#### INPUT FOR THIS TASK ####

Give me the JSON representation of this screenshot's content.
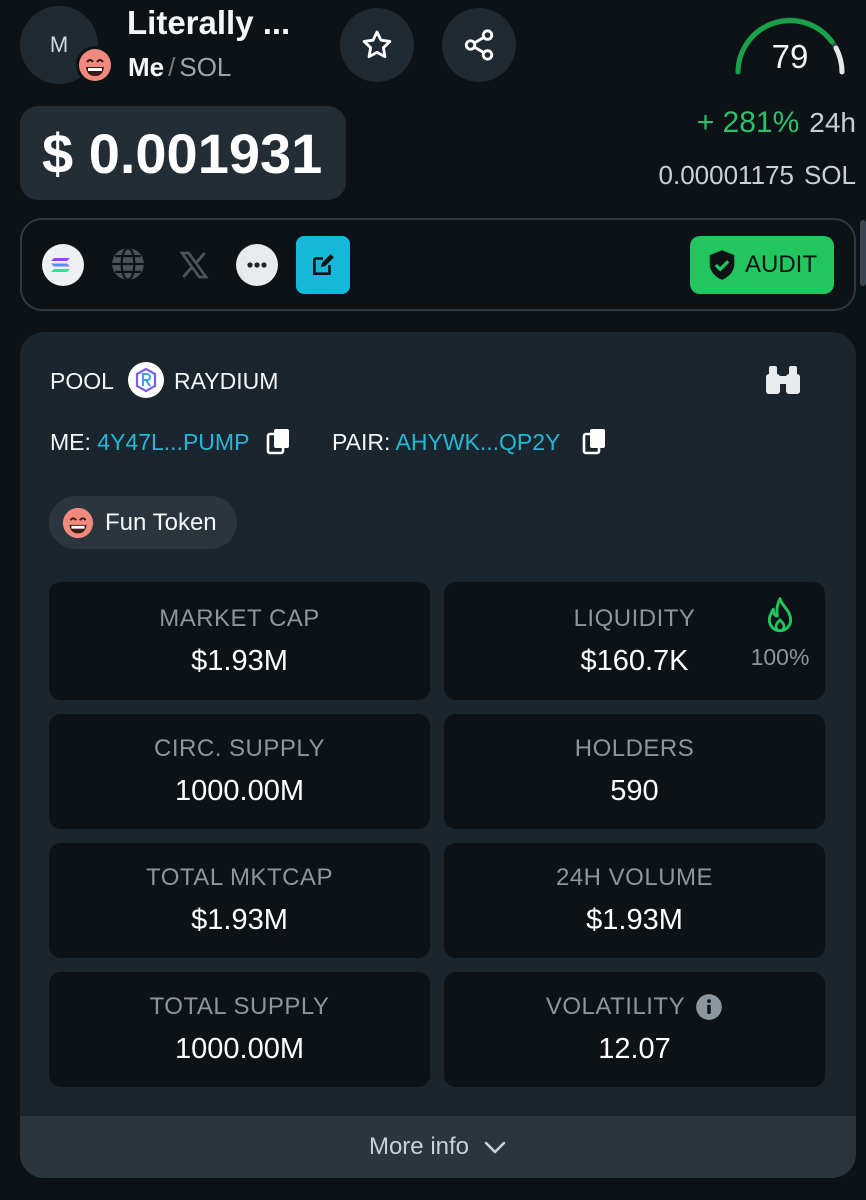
{
  "header": {
    "avatar_letter": "M",
    "token_name": "Literally ...",
    "symbol": "Me",
    "separator": "/",
    "quote": "SOL",
    "score": "79"
  },
  "price": {
    "usd": "$ 0.001931",
    "change_pct": "+ 281%",
    "change_period": "24h",
    "sol_value": "0.00001175",
    "sol_unit": "SOL"
  },
  "social": {
    "icons": [
      "solana-icon",
      "globe-icon",
      "x-icon",
      "more-icon",
      "edit-icon"
    ],
    "audit_label": "AUDIT"
  },
  "pool": {
    "label": "POOL",
    "dex": "RAYDIUM",
    "token_key": "ME:",
    "token_address": "4Y47L...PUMP",
    "pair_key": "PAIR:",
    "pair_address": "AHYWK...QP2Y",
    "tag": "Fun Token"
  },
  "stats": {
    "market_cap": {
      "label": "MARKET CAP",
      "value": "$1.93M"
    },
    "liquidity": {
      "label": "LIQUIDITY",
      "value": "$160.7K",
      "burn_pct": "100%"
    },
    "circ_supply": {
      "label": "CIRC. SUPPLY",
      "value": "1000.00M"
    },
    "holders": {
      "label": "HOLDERS",
      "value": "590"
    },
    "total_mktcap": {
      "label": "TOTAL MKTCAP",
      "value": "$1.93M"
    },
    "volume_24h": {
      "label": "24H VOLUME",
      "value": "$1.93M"
    },
    "total_supply": {
      "label": "TOTAL SUPPLY",
      "value": "1000.00M"
    },
    "volatility": {
      "label": "VOLATILITY",
      "value": "12.07"
    }
  },
  "footer": {
    "more_info": "More info"
  },
  "colors": {
    "background": "#0c1216",
    "card": "#1b252d",
    "positive": "#2bc16b",
    "link": "#22b8d8",
    "audit": "#22c55e"
  }
}
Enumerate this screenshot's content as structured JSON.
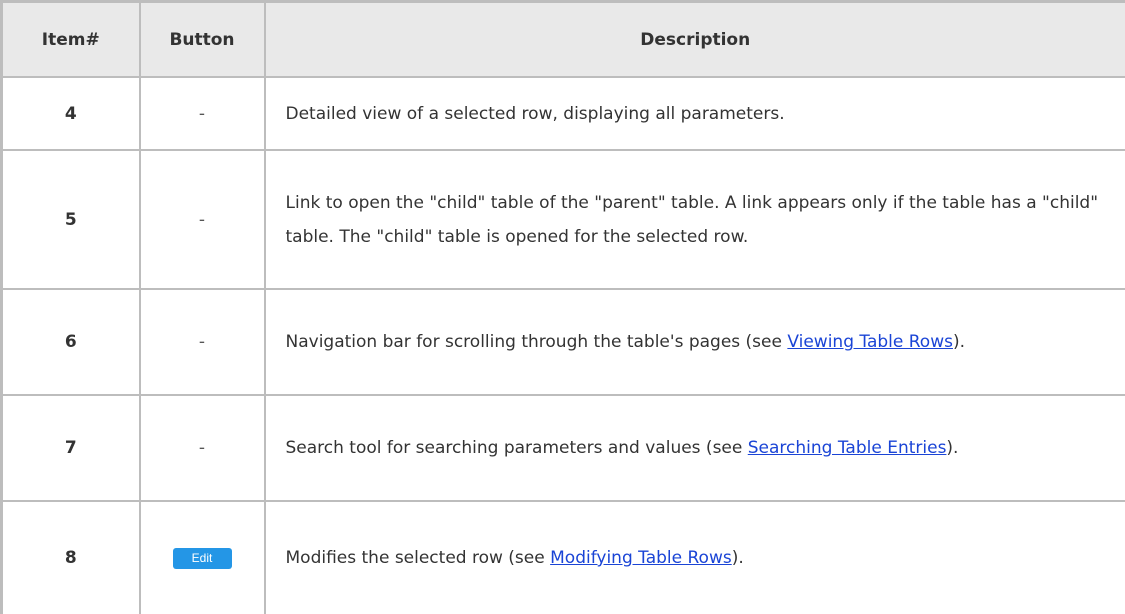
{
  "header": {
    "item": "Item#",
    "button": "Button",
    "description": "Description"
  },
  "rows": [
    {
      "item": "4",
      "button": "-",
      "text_before": "Detailed view of a selected row, displaying all parameters."
    },
    {
      "item": "5",
      "button": "-",
      "text_before": "Link to open the \"child\" table of the \"parent\" table. A link appears only if the table has a \"child\" table. The \"child\" table is opened for the selected row."
    },
    {
      "item": "6",
      "button": "-",
      "text_before": "Navigation bar for scrolling through the table's pages (see ",
      "link": "Viewing Table Rows",
      "text_after": ")."
    },
    {
      "item": "7",
      "button": "-",
      "text_before": "Search tool for searching parameters and values (see ",
      "link": "Searching Table Entries",
      "text_after": ")."
    },
    {
      "item": "8",
      "button": "Edit",
      "text_before": "Modifies the selected row (see ",
      "link": "Modifying Table Rows",
      "text_after": ")."
    }
  ],
  "colors": {
    "header_bg": "#e9e9e9",
    "border": "#bdbdbd",
    "link": "#1a44d6",
    "edit_button_bg": "#2496e6"
  }
}
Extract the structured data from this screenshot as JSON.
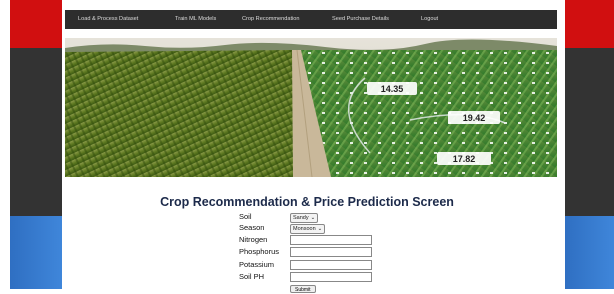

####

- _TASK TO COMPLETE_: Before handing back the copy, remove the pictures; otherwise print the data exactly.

- _OUTPUT OF THE TASK_:
Give me the JSON representation of this screenshot's content.
{
  "header": {
    "avatar_letter": "M",
    "token_name": "Literally ...",
    "symbol": "Me",
    "separator": "/",
    "quote": "SOL",
    "score": "79"
  },
  "price": {
    "usd": "$ 0.001931",
    "change_pct": "+ 281%",
    "change_period": "24h",
    "sol_value": "0.00001175",
    "sol_unit": "SOL"
  },
  "social": {
    "icons": [
      "solana-icon",
      "globe-icon",
      "x-icon",
      "more-icon",
      "edit-icon"
    ],
    "audit_label": "AUDIT"
  },
  "pool": {
    "label": "POOL",
    "dex": "RAYDIUM",
    "token_key": "ME:",
    "token_address": "4Y47L...PUMP",
    "pair_key": "PAIR:",
    "pair_address": "AHYWK...QP2Y",
    "tag": "Fun Token"
  },
  "stats": {
    "market_cap": {
      "label": "MARKET CAP",
      "value": "$1.93M"
    },
    "liquidity": {
      "label": "LIQUIDITY",
      "value": "$160.7K",
      "burn_pct": "100%"
    },
    "circ_supply": {
      "label": "CIRC. SUPPLY",
      "value": "1000.00M"
    },
    "holders": {
      "label": "HOLDERS",
      "value": "590"
    },
    "total_mktcap": {
      "label": "TOTAL MKTCAP",
      "value": "$1.93M"
    },
    "volume_24h": {
      "label": "24H VOLUME",
      "value": "$1.93M"
    },
    "total_supply": {
      "label": "TOTAL SUPPLY",
      "value": "1000.00M"
    },
    "volatility": {
      "label": "VOLATILITY",
      "value": "12.07"
    }
  },
  "footer": {
    "more_info": "More info"
  },
  "colors": {
    "background": "#0c1216",
    "card": "#1b252d",
    "positive": "#2bc16b",
    "link": "#22b8d8",
    "audit": "#22c55e"
  }
}
Enumerate this screenshot's content as structured JSON.
{
  "header": {
    "item": "Item#",
    "button": "Button",
    "description": "Description"
  },
  "rows": [
    {
      "item": "4",
      "button": "-",
      "text_before": "Detailed view of a selected row, displaying all parameters."
    },
    {
      "item": "5",
      "button": "-",
      "text_before": "Link to open the \"child\" table of the \"parent\" table. A link appears only if the table has a \"child\" table. The \"child\" table is opened for the selected row."
    },
    {
      "item": "6",
      "button": "-",
      "text_before": "Navigation bar for scrolling through the table's pages (see ",
      "link": "Viewing Table Rows",
      "text_after": ")."
    },
    {
      "item": "7",
      "button": "-",
      "text_before": "Search tool for searching parameters and values (see ",
      "link": "Searching Table Entries",
      "text_after": ")."
    },
    {
      "item": "8",
      "button": "Edit",
      "text_before": "Modifies the selected row (see ",
      "link": "Modifying Table Rows",
      "text_after": ")."
    }
  ],
  "colors": {
    "header_bg": "#e9e9e9",
    "border": "#bdbdbd",
    "link": "#1a44d6",
    "edit_button_bg": "#2496e6"
  }
}
Extract the structured data from this screenshot as JSON.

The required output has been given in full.